> What the exercise asks
Count how many lines of the listing contain "Output", then give that number and nothing more.

> Source information
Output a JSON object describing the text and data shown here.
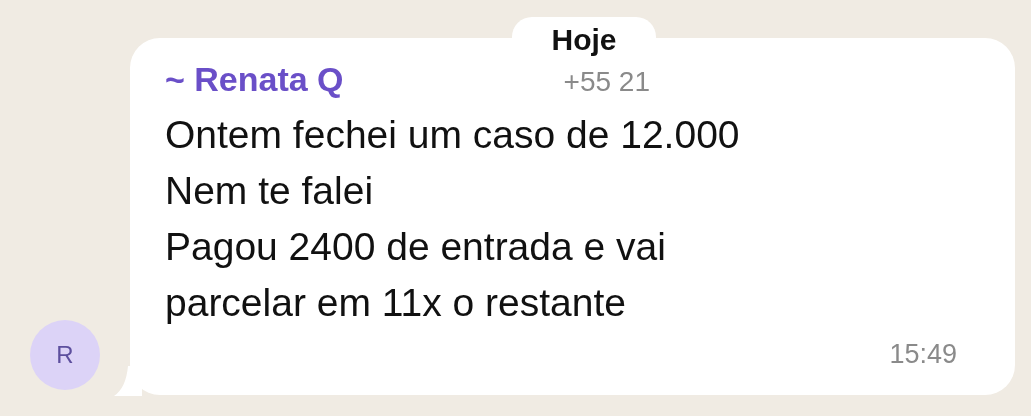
{
  "date_pill": "Hoje",
  "message": {
    "sender": "~ Renata Q",
    "phone": "+55 21",
    "avatar_letter": "R",
    "lines": [
      "Ontem fechei um caso de 12.000",
      "Nem te falei",
      "Pagou 2400 de entrada e vai",
      "parcelar em 11x o restante"
    ],
    "time": "15:49"
  }
}
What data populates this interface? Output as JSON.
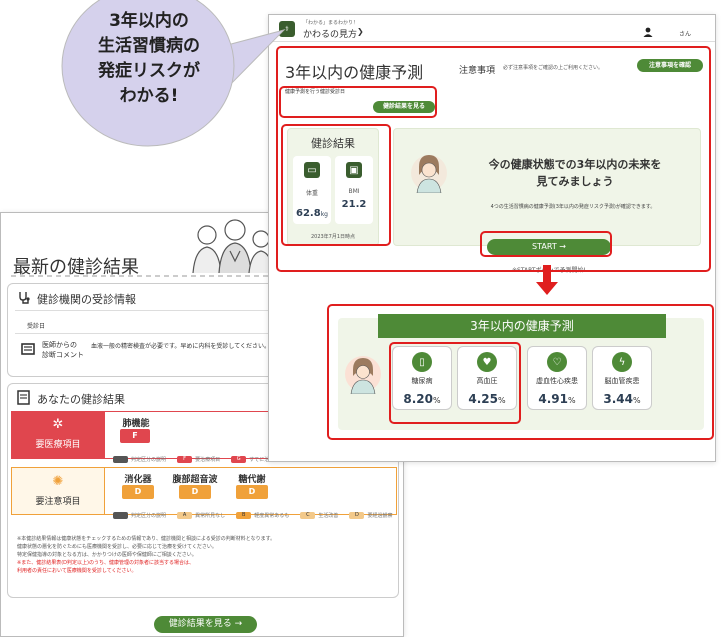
{
  "bubble": {
    "lines": [
      "3年以内の",
      "生活習慣病の",
      "発症リスクが",
      "わかる!"
    ]
  },
  "header": {
    "subtitle": "「わかる」まるわかり！",
    "title": "かわるの見方",
    "arrow": "❯",
    "user_suffix": "さん"
  },
  "prediction": {
    "title": "3年以内の健康予測",
    "notice_label": "注意事項",
    "notice_text": "必ず注意事項をご確認の上ご利用ください。",
    "notice_button": "注意事項を確認",
    "exam_label": "健康予測を行う健診受診日",
    "exam_button": "健診結果を見る",
    "results_title": "健診結果",
    "weight_label": "体重",
    "weight_value": "62.8",
    "weight_unit": "kg",
    "bmi_label": "BMI",
    "bmi_value": "21.2",
    "results_date": "2023年7月1日時点",
    "headline_1": "今の健康状態での3年以内の未来を",
    "headline_2": "見てみましょう",
    "desc": "4つの生活習慣病の健康予測(3年以内の発症リスク予測)が確認できます。",
    "start_button": "START →",
    "start_hint": "※STARTボタンで予測開始!"
  },
  "risk": {
    "title": "3年以内の健康予測",
    "items": [
      {
        "label": "糖尿病",
        "value": "8.20",
        "unit": "%"
      },
      {
        "label": "高血圧",
        "value": "4.25",
        "unit": "%"
      },
      {
        "label": "虚血性心疾患",
        "value": "4.91",
        "unit": "%"
      },
      {
        "label": "脳血管疾患",
        "value": "3.44",
        "unit": "%"
      }
    ]
  },
  "back": {
    "title": "最新の健診結果",
    "institution_title": "健診機関の受診情報",
    "visit_label": "受診日",
    "comment_label_1": "医師からの",
    "comment_label_2": "診断コメント",
    "comment_text": "血液一般の精密検査が必要です。早めに内科を受診してください。",
    "your_results_title": "あなたの健診結果",
    "row1_label": "要医療項目",
    "row2_label": "要注意項目",
    "row1_cat": "肺機能",
    "row1_grade": "F",
    "row2_cats": [
      {
        "name": "消化器",
        "grade": "D"
      },
      {
        "name": "腹部超音波",
        "grade": "D"
      },
      {
        "name": "糖代謝",
        "grade": "D"
      }
    ],
    "row1_legend": [
      "判定区分の説明",
      "F",
      "要治療項目",
      "G",
      "すでに治療中"
    ],
    "row2_legend": [
      "判定区分の説明",
      "A",
      "異常所見なし",
      "B",
      "軽度異常あるも",
      "C",
      "生活改善",
      "D",
      "要経過観察"
    ],
    "note_lines": [
      "※本健診結果情報は健康状態をチェックするための情報であり、健診機関と相談による受診の判断材料となります。",
      "健康状態の悪化を防ぐためにも医療機関を受診し、必要に応じて治療を受けてください。",
      "特定保健指導の対象となる方は、かかりつけの医師や保健師にご相談ください。"
    ],
    "note_red_lines": [
      "※また、健診結果表(D判定以上)のうち、健康管理の対象者に該当する場合は、",
      "利用者の責任において医療機関を受診してください。"
    ],
    "bottom_button": "健診結果を見る →"
  }
}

> Written reply
2